## Task statement
All the data should come back exactly as it was given.

Segment Open

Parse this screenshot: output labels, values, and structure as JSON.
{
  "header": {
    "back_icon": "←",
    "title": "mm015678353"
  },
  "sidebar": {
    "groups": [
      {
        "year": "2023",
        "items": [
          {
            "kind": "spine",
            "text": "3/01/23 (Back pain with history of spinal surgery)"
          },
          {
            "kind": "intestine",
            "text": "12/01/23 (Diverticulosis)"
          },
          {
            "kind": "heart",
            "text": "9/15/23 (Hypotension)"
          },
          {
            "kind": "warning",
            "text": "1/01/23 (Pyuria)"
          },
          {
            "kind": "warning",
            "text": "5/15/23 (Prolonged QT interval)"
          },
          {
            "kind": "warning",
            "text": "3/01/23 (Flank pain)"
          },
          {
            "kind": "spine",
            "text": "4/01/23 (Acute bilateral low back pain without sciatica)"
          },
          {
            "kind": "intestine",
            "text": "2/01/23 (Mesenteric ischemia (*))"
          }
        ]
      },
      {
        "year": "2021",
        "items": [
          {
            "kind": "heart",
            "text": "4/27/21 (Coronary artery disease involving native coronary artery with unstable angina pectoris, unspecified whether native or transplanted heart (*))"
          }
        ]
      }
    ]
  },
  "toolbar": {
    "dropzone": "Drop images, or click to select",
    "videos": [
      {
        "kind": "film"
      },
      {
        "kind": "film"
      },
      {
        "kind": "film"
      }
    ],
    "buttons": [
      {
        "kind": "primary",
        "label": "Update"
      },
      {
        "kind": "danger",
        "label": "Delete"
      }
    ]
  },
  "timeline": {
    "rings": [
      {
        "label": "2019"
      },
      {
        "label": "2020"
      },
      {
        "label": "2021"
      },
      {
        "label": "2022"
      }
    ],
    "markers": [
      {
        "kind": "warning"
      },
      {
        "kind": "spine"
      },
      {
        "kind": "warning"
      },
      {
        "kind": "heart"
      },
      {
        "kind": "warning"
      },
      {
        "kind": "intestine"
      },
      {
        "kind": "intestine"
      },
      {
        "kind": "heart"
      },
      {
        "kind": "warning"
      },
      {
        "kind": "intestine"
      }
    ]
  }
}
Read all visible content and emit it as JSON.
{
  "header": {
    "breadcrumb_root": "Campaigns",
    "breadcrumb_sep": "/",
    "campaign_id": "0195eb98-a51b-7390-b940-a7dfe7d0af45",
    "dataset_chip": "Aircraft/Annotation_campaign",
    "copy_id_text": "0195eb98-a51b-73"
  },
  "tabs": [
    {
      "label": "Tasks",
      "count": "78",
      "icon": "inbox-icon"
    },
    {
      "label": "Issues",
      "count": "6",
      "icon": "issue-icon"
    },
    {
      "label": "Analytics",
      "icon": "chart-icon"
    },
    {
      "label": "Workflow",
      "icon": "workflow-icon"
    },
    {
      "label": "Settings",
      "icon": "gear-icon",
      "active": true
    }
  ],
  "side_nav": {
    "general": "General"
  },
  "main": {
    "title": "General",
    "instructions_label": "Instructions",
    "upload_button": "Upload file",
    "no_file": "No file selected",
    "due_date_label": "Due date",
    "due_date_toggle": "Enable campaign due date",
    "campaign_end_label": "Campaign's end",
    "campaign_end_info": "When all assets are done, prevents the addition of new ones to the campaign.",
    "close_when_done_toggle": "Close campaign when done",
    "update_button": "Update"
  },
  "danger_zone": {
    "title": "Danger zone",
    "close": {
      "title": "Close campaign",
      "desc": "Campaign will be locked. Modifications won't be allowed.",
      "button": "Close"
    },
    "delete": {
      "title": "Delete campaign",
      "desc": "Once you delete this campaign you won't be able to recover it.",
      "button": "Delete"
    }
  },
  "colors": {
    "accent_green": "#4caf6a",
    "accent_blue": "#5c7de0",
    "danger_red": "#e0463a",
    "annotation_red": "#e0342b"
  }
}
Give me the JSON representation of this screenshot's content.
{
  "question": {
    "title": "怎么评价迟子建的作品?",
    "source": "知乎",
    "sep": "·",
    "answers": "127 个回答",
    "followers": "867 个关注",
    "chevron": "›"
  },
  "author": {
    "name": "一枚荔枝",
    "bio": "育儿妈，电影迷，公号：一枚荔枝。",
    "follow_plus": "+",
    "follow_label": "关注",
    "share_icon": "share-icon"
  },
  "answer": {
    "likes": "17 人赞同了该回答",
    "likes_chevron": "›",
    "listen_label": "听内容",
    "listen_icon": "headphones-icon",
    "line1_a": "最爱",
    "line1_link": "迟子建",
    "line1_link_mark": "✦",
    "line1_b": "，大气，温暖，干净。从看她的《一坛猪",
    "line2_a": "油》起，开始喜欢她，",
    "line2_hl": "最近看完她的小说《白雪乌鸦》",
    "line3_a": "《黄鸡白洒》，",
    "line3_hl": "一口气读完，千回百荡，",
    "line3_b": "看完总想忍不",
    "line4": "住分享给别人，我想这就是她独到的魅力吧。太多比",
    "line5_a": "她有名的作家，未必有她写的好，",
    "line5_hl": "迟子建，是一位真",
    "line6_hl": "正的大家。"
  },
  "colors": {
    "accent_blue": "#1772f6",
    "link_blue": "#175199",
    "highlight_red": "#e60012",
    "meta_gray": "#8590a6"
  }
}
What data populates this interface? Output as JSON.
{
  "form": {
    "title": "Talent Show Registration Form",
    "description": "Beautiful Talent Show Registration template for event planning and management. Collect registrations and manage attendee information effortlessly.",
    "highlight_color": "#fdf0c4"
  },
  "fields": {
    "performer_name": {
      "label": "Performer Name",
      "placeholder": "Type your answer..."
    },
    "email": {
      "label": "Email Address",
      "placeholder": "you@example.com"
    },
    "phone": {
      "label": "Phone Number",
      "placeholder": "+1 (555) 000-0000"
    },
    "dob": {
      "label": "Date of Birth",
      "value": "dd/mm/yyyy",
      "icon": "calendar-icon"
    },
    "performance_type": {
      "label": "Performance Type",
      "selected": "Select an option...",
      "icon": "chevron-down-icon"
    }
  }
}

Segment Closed

## Written reply
Parse this screenshot: output labels, values, and structure as JSON.
{
  "header": {
    "back_icon": "←",
    "title": "mm015678353"
  },
  "sidebar": {
    "groups": [
      {
        "year": "2023",
        "items": [
          {
            "kind": "spine",
            "text": "3/01/23 (Back pain with history of spinal surgery)"
          },
          {
            "kind": "intestine",
            "text": "12/01/23 (Diverticulosis)"
          },
          {
            "kind": "heart",
            "text": "9/15/23 (Hypotension)"
          },
          {
            "kind": "warning",
            "text": "1/01/23 (Pyuria)"
          },
          {
            "kind": "warning",
            "text": "5/15/23 (Prolonged QT interval)"
          },
          {
            "kind": "warning",
            "text": "3/01/23 (Flank pain)"
          },
          {
            "kind": "spine",
            "text": "4/01/23 (Acute bilateral low back pain without sciatica)"
          },
          {
            "kind": "intestine",
            "text": "2/01/23 (Mesenteric ischemia (*))"
          }
        ]
      },
      {
        "year": "2021",
        "items": [
          {
            "kind": "heart",
            "text": "4/27/21 (Coronary artery disease involving native coronary artery with unstable angina pectoris, unspecified whether native or transplanted heart (*))"
          }
        ]
      }
    ]
  },
  "toolbar": {
    "dropzone": "Drop images, or click to select",
    "videos": [
      {
        "kind": "film"
      },
      {
        "kind": "film"
      },
      {
        "kind": "film"
      }
    ],
    "buttons": [
      {
        "kind": "primary",
        "label": "Update"
      },
      {
        "kind": "danger",
        "label": "Delete"
      }
    ]
  },
  "timeline": {
    "rings": [
      {
        "label": "2019"
      },
      {
        "label": "2020"
      },
      {
        "label": "2021"
      },
      {
        "label": "2022"
      }
    ],
    "markers": [
      {
        "kind": "warning"
      },
      {
        "kind": "spine"
      },
      {
        "kind": "warning"
      },
      {
        "kind": "heart"
      },
      {
        "kind": "warning"
      },
      {
        "kind": "intestine"
      },
      {
        "kind": "intestine"
      },
      {
        "kind": "heart"
      },
      {
        "kind": "warning"
      },
      {
        "kind": "intestine"
      }
    ]
  }
}
Read all visible content and emit it as JSON.
{
  "header": {
    "breadcrumb_root": "Campaigns",
    "breadcrumb_sep": "/",
    "campaign_id": "0195eb98-a51b-7390-b940-a7dfe7d0af45",
    "dataset_chip": "Aircraft/Annotation_campaign",
    "copy_id_text": "0195eb98-a51b-73"
  },
  "tabs": [
    {
      "label": "Tasks",
      "count": "78",
      "icon": "inbox-icon"
    },
    {
      "label": "Issues",
      "count": "6",
      "icon": "issue-icon"
    },
    {
      "label": "Analytics",
      "icon": "chart-icon"
    },
    {
      "label": "Workflow",
      "icon": "workflow-icon"
    },
    {
      "label": "Settings",
      "icon": "gear-icon",
      "active": true
    }
  ],
  "side_nav": {
    "general": "General"
  },
  "main": {
    "title": "General",
    "instructions_label": "Instructions",
    "upload_button": "Upload file",
    "no_file": "No file selected",
    "due_date_label": "Due date",
    "due_date_toggle": "Enable campaign due date",
    "campaign_end_label": "Campaign's end",
    "campaign_end_info": "When all assets are done, prevents the addition of new ones to the campaign.",
    "close_when_done_toggle": "Close campaign when done",
    "update_button": "Update"
  },
  "danger_zone": {
    "title": "Danger zone",
    "close": {
      "title": "Close campaign",
      "desc": "Campaign will be locked. Modifications won't be allowed.",
      "button": "Close"
    },
    "delete": {
      "title": "Delete campaign",
      "desc": "Once you delete this campaign you won't be able to recover it.",
      "button": "Delete"
    }
  },
  "colors": {
    "accent_green": "#4caf6a",
    "accent_blue": "#5c7de0",
    "danger_red": "#e0463a",
    "annotation_red": "#e0342b"
  }
}
Give me the JSON representation of this screenshot's content.
{
  "question": {
    "title": "怎么评价迟子建的作品?",
    "source": "知乎",
    "sep": "·",
    "answers": "127 个回答",
    "followers": "867 个关注",
    "chevron": "›"
  },
  "author": {
    "name": "一枚荔枝",
    "bio": "育儿妈，电影迷，公号：一枚荔枝。",
    "follow_plus": "+",
    "follow_label": "关注",
    "share_icon": "share-icon"
  },
  "answer": {
    "likes": "17 人赞同了该回答",
    "likes_chevron": "›",
    "listen_label": "听内容",
    "listen_icon": "headphones-icon",
    "line1_a": "最爱",
    "line1_link": "迟子建",
    "line1_link_mark": "✦",
    "line1_b": "，大气，温暖，干净。从看她的《一坛猪",
    "line2_a": "油》起，开始喜欢她，",
    "line2_hl": "最近看完她的小说《白雪乌鸦》",
    "line3_a": "《黄鸡白洒》，",
    "line3_hl": "一口气读完，千回百荡，",
    "line3_b": "看完总想忍不",
    "line4": "住分享给别人，我想这就是她独到的魅力吧。太多比",
    "line5_a": "她有名的作家，未必有她写的好，",
    "line5_hl": "迟子建，是一位真",
    "line6_hl": "正的大家。"
  },
  "colors": {
    "accent_blue": "#1772f6",
    "link_blue": "#175199",
    "highlight_red": "#e60012",
    "meta_gray": "#8590a6"
  }
}
What data populates this interface? Output as JSON.
{
  "form": {
    "title": "Talent Show Registration Form",
    "description": "Beautiful Talent Show Registration template for event planning and management. Collect registrations and manage attendee information effortlessly.",
    "highlight_color": "#fdf0c4"
  },
  "fields": {
    "performer_name": {
      "label": "Performer Name",
      "placeholder": "Type your answer..."
    },
    "email": {
      "label": "Email Address",
      "placeholder": "you@example.com"
    },
    "phone": {
      "label": "Phone Number",
      "placeholder": "+1 (555) 000-0000"
    },
    "dob": {
      "label": "Date of Birth",
      "value": "dd/mm/yyyy",
      "icon": "calendar-icon"
    },
    "performance_type": {
      "label": "Performance Type",
      "selected": "Select an option...",
      "icon": "chevron-down-icon"
    }
  }
}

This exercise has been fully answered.